Now it was up to Haas, but he was losing to Walton, one of Gallacher’s sacrificial lambs who didn’t know his place. Walton is a red-cheeked Dubliner who almost didn’t make it to Rochester. As it became apparent late this summer that two of the Fab Four would not qualify on points, Europe ‘s top players lobbied to increase Gallacher’s number of captain’s picks from two to at least three. Their demands fell on deaf ears, and Walton played his way on as the 10th man.
And then he played his heart out against Haas. He slipped only once, missing a four-footer for par at 17 that would have clinched it. Still, Haas was one down going to the 18th tee. Cue the music and run it again, Sam: Haas pops his drive up into the trees left, punches out, spins a wedge off the front of the green and chips six feet past.
That left Walton to know forever the happiness of needing an uphill two-putt from eight feet for a bogey to win the Ryder Cup.
“Maybe the Americans know me now,” peeped a delirious Walton, draped in an Irish flag and about 50 rabid fans. “Tell ’em I’m related to all those Waltons on that TV show.”
And off he jogged into a drenching European party that nobody expected—nobody except you-know-who.
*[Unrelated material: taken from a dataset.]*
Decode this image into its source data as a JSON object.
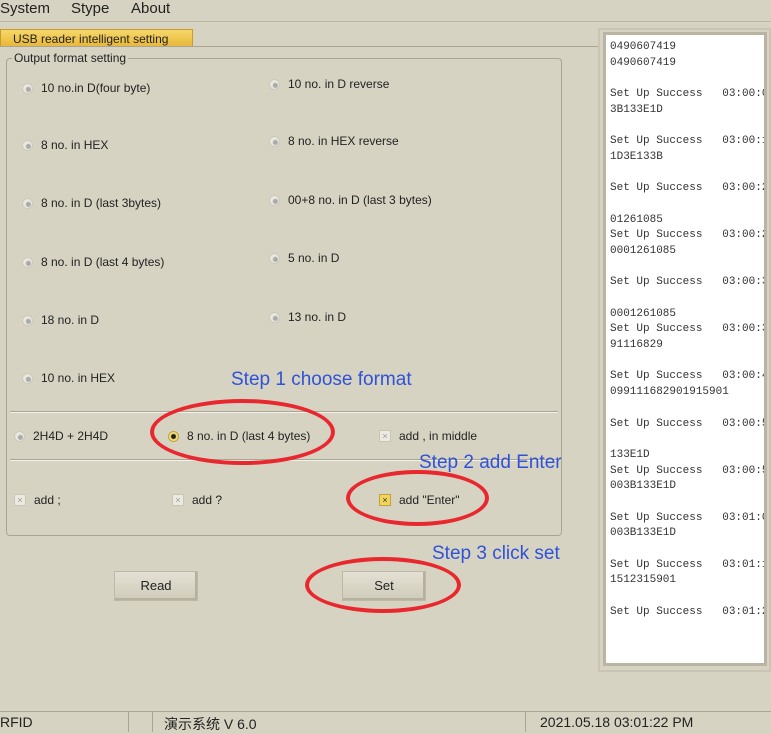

“I can’t tell you what this means to me,” Gallacher said, his tears spilling into his two glasses of champagne. “It’s just…I can’t.” He had said all along he had the best players, and he may have been right. Every European team member won a point.
It’s funny, but some were saying that if the U.S. had walloped the Euros as predicted, it would be the end of the great era of Ryder Cup matches. With the Fab Four getting closer to their gold-watch parties and not many stars on the way up, U.S. routs were supposed to start piggybacking, and the Ryder Cup would revert to a complicated dinner party with some golf thrown in for effect. But with this result the U.S. leads 5-4 since Europe joined the fray in 1979, and the next installment, in Spain in ’97, looks like it could be epic.
A long time ago a U.S. captain named Walter Hagen, a Rochester native, lost the Ryder Cup on a dicey choice and tried to put it all in perspective. “To lose in a game is not a national calamity,” he said. “This will act as a tonic all around. America will prepare to win the cup back, while Britain …will go from strength to strength.”
That was in 1929. Sixty-six years later the words Wadkins chose as he addressed the huge crowd at the closing ceremonies sounded just like Hagen’s, in a Texan kind of way.
“Enjoy your time with this pretty little thing,” Wadkins said, clutching the Ryder Cup one last time. “‘Cause two years from now, we’re comin’ to get it.”